◆ Exercise goal
From the first line to the last, reproduce the data exactly.

Excerpts from a dataset
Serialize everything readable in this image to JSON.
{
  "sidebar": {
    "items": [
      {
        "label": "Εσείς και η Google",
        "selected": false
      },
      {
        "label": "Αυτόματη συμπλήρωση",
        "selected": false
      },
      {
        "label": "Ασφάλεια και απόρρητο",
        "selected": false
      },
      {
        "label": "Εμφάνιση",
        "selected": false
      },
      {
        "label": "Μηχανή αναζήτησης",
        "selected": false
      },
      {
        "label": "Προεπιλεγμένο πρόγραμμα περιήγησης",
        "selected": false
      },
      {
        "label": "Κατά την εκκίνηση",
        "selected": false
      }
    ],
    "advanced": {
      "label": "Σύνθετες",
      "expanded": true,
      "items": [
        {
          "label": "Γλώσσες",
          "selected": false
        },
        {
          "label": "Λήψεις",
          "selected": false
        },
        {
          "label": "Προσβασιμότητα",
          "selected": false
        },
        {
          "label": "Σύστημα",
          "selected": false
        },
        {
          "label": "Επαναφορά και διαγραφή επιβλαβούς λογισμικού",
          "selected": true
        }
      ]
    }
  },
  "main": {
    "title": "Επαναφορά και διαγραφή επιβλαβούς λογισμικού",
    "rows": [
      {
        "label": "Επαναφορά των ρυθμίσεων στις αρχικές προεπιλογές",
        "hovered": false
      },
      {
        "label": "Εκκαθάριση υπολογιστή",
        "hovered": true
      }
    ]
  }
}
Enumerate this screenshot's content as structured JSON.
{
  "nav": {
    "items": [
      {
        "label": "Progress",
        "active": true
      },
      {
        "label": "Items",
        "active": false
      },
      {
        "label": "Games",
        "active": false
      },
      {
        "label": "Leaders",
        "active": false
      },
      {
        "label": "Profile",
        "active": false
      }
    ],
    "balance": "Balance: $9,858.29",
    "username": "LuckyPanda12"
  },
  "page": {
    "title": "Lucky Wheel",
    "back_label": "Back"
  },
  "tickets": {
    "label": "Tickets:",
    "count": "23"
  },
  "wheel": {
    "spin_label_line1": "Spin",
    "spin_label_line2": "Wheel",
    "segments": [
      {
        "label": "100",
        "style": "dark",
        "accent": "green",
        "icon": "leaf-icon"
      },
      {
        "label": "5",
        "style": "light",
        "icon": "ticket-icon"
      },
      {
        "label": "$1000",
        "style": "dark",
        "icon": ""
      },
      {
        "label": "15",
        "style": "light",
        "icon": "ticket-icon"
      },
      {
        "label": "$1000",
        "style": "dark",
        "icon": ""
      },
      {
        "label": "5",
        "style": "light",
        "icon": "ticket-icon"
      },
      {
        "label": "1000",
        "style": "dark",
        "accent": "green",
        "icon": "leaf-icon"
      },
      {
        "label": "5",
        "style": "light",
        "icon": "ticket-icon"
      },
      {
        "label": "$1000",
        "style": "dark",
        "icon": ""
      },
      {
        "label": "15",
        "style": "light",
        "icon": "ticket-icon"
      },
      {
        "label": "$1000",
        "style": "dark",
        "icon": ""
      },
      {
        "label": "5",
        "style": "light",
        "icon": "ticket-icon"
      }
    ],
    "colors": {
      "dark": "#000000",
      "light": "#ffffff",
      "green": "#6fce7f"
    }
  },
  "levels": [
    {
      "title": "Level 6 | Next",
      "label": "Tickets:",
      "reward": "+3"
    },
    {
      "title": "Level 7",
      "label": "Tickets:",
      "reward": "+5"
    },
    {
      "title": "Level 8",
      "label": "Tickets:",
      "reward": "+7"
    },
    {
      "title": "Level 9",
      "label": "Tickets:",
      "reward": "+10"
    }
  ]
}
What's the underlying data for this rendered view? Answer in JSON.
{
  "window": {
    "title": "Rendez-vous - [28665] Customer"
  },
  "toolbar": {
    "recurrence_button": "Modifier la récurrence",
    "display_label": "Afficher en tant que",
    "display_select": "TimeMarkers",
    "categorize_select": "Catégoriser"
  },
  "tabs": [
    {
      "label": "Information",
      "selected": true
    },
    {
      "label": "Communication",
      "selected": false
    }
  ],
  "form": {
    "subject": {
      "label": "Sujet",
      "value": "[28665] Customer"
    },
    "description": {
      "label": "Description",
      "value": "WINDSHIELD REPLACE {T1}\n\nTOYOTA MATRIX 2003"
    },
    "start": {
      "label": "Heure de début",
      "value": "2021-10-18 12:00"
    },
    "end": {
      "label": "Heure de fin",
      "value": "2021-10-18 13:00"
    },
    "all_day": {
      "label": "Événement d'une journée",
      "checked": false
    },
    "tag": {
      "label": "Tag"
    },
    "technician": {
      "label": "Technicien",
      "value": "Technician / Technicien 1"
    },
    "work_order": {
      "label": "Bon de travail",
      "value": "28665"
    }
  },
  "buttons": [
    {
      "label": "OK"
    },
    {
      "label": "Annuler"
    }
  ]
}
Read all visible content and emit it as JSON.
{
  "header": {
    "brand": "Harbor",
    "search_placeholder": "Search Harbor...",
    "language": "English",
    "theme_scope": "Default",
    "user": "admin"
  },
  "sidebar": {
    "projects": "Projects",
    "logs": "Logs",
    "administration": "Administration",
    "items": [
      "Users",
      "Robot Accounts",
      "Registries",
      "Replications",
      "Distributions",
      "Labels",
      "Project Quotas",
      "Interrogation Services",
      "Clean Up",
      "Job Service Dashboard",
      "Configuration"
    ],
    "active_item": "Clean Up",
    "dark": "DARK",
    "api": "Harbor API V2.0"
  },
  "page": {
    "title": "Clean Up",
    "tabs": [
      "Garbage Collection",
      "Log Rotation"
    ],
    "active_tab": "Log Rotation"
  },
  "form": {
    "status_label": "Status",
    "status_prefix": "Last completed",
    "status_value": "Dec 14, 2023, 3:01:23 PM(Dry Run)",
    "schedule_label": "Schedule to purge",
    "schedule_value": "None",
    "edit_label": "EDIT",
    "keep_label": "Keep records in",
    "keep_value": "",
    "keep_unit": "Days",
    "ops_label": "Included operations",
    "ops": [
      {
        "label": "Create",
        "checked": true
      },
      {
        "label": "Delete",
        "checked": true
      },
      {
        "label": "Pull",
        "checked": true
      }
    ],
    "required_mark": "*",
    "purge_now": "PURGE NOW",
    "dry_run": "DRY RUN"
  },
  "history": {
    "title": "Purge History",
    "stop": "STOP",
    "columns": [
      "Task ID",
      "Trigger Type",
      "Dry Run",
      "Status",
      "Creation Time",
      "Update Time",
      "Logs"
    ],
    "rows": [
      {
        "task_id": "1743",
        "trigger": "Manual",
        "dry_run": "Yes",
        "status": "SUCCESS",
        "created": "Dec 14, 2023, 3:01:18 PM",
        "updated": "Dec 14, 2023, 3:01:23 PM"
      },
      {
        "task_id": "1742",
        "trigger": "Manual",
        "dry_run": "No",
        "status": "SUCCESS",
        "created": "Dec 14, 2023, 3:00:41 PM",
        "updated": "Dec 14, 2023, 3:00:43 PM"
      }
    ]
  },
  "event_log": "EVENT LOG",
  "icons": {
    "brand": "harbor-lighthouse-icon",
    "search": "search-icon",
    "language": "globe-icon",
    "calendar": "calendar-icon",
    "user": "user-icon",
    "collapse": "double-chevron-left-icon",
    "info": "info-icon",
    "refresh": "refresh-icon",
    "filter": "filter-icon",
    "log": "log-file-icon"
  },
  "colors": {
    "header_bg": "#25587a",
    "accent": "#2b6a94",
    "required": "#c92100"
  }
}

◆ Written response
Serialize everything readable in this image to JSON.
{
  "sidebar": {
    "items": [
      {
        "label": "Εσείς και η Google",
        "selected": false
      },
      {
        "label": "Αυτόματη συμπλήρωση",
        "selected": false
      },
      {
        "label": "Ασφάλεια και απόρρητο",
        "selected": false
      },
      {
        "label": "Εμφάνιση",
        "selected": false
      },
      {
        "label": "Μηχανή αναζήτησης",
        "selected": false
      },
      {
        "label": "Προεπιλεγμένο πρόγραμμα περιήγησης",
        "selected": false
      },
      {
        "label": "Κατά την εκκίνηση",
        "selected": false
      }
    ],
    "advanced": {
      "label": "Σύνθετες",
      "expanded": true,
      "items": [
        {
          "label": "Γλώσσες",
          "selected": false
        },
        {
          "label": "Λήψεις",
          "selected": false
        },
        {
          "label": "Προσβασιμότητα",
          "selected": false
        },
        {
          "label": "Σύστημα",
          "selected": false
        },
        {
          "label": "Επαναφορά και διαγραφή επιβλαβούς λογισμικού",
          "selected": true
        }
      ]
    }
  },
  "main": {
    "title": "Επαναφορά και διαγραφή επιβλαβούς λογισμικού",
    "rows": [
      {
        "label": "Επαναφορά των ρυθμίσεων στις αρχικές προεπιλογές",
        "hovered": false
      },
      {
        "label": "Εκκαθάριση υπολογιστή",
        "hovered": true
      }
    ]
  }
}
Enumerate this screenshot's content as structured JSON.
{
  "nav": {
    "items": [
      {
        "label": "Progress",
        "active": true
      },
      {
        "label": "Items",
        "active": false
      },
      {
        "label": "Games",
        "active": false
      },
      {
        "label": "Leaders",
        "active": false
      },
      {
        "label": "Profile",
        "active": false
      }
    ],
    "balance": "Balance: $9,858.29",
    "username": "LuckyPanda12"
  },
  "page": {
    "title": "Lucky Wheel",
    "back_label": "Back"
  },
  "tickets": {
    "label": "Tickets:",
    "count": "23"
  },
  "wheel": {
    "spin_label_line1": "Spin",
    "spin_label_line2": "Wheel",
    "segments": [
      {
        "label": "100",
        "style": "dark",
        "accent": "green",
        "icon": "leaf-icon"
      },
      {
        "label": "5",
        "style": "light",
        "icon": "ticket-icon"
      },
      {
        "label": "$1000",
        "style": "dark",
        "icon": ""
      },
      {
        "label": "15",
        "style": "light",
        "icon": "ticket-icon"
      },
      {
        "label": "$1000",
        "style": "dark",
        "icon": ""
      },
      {
        "label": "5",
        "style": "light",
        "icon": "ticket-icon"
      },
      {
        "label": "1000",
        "style": "dark",
        "accent": "green",
        "icon": "leaf-icon"
      },
      {
        "label": "5",
        "style": "light",
        "icon": "ticket-icon"
      },
      {
        "label": "$1000",
        "style": "dark",
        "icon": ""
      },
      {
        "label": "15",
        "style": "light",
        "icon": "ticket-icon"
      },
      {
        "label": "$1000",
        "style": "dark",
        "icon": ""
      },
      {
        "label": "5",
        "style": "light",
        "icon": "ticket-icon"
      }
    ],
    "colors": {
      "dark": "#000000",
      "light": "#ffffff",
      "green": "#6fce7f"
    }
  },
  "levels": [
    {
      "title": "Level 6 | Next",
      "label": "Tickets:",
      "reward": "+3"
    },
    {
      "title": "Level 7",
      "label": "Tickets:",
      "reward": "+5"
    },
    {
      "title": "Level 8",
      "label": "Tickets:",
      "reward": "+7"
    },
    {
      "title": "Level 9",
      "label": "Tickets:",
      "reward": "+10"
    }
  ]
}
What's the underlying data for this rendered view? Answer in JSON.
{
  "window": {
    "title": "Rendez-vous - [28665] Customer"
  },
  "toolbar": {
    "recurrence_button": "Modifier la récurrence",
    "display_label": "Afficher en tant que",
    "display_select": "TimeMarkers",
    "categorize_select": "Catégoriser"
  },
  "tabs": [
    {
      "label": "Information",
      "selected": true
    },
    {
      "label": "Communication",
      "selected": false
    }
  ],
  "form": {
    "subject": {
      "label": "Sujet",
      "value": "[28665] Customer"
    },
    "description": {
      "label": "Description",
      "value": "WINDSHIELD REPLACE {T1}\n\nTOYOTA MATRIX 2003"
    },
    "start": {
      "label": "Heure de début",
      "value": "2021-10-18 12:00"
    },
    "end": {
      "label": "Heure de fin",
      "value": "2021-10-18 13:00"
    },
    "all_day": {
      "label": "Événement d'une journée",
      "checked": false
    },
    "tag": {
      "label": "Tag"
    },
    "technician": {
      "label": "Technicien",
      "value": "Technician / Technicien 1"
    },
    "work_order": {
      "label": "Bon de travail",
      "value": "28665"
    }
  },
  "buttons": [
    {
      "label": "OK"
    },
    {
      "label": "Annuler"
    }
  ]
}
Read all visible content and emit it as JSON.
{
  "header": {
    "brand": "Harbor",
    "search_placeholder": "Search Harbor...",
    "language": "English",
    "theme_scope": "Default",
    "user": "admin"
  },
  "sidebar": {
    "projects": "Projects",
    "logs": "Logs",
    "administration": "Administration",
    "items": [
      "Users",
      "Robot Accounts",
      "Registries",
      "Replications",
      "Distributions",
      "Labels",
      "Project Quotas",
      "Interrogation Services",
      "Clean Up",
      "Job Service Dashboard",
      "Configuration"
    ],
    "active_item": "Clean Up",
    "dark": "DARK",
    "api": "Harbor API V2.0"
  },
  "page": {
    "title": "Clean Up",
    "tabs": [
      "Garbage Collection",
      "Log Rotation"
    ],
    "active_tab": "Log Rotation"
  },
  "form": {
    "status_label": "Status",
    "status_prefix": "Last completed",
    "status_value": "Dec 14, 2023, 3:01:23 PM(Dry Run)",
    "schedule_label": "Schedule to purge",
    "schedule_value": "None",
    "edit_label": "EDIT",
    "keep_label": "Keep records in",
    "keep_value": "",
    "keep_unit": "Days",
    "ops_label": "Included operations",
    "ops": [
      {
        "label": "Create",
        "checked": true
      },
      {
        "label": "Delete",
        "checked": true
      },
      {
        "label": "Pull",
        "checked": true
      }
    ],
    "required_mark": "*",
    "purge_now": "PURGE NOW",
    "dry_run": "DRY RUN"
  },
  "history": {
    "title": "Purge History",
    "stop": "STOP",
    "columns": [
      "Task ID",
      "Trigger Type",
      "Dry Run",
      "Status",
      "Creation Time",
      "Update Time",
      "Logs"
    ],
    "rows": [
      {
        "task_id": "1743",
        "trigger": "Manual",
        "dry_run": "Yes",
        "status": "SUCCESS",
        "created": "Dec 14, 2023, 3:01:18 PM",
        "updated": "Dec 14, 2023, 3:01:23 PM"
      },
      {
        "task_id": "1742",
        "trigger": "Manual",
        "dry_run": "No",
        "status": "SUCCESS",
        "created": "Dec 14, 2023, 3:00:41 PM",
        "updated": "Dec 14, 2023, 3:00:43 PM"
      }
    ]
  },
  "event_log": "EVENT LOG",
  "icons": {
    "brand": "harbor-lighthouse-icon",
    "search": "search-icon",
    "language": "globe-icon",
    "calendar": "calendar-icon",
    "user": "user-icon",
    "collapse": "double-chevron-left-icon",
    "info": "info-icon",
    "refresh": "refresh-icon",
    "filter": "filter-icon",
    "log": "log-file-icon"
  },
  "colors": {
    "header_bg": "#25587a",
    "accent": "#2b6a94",
    "required": "#c92100"
  }
}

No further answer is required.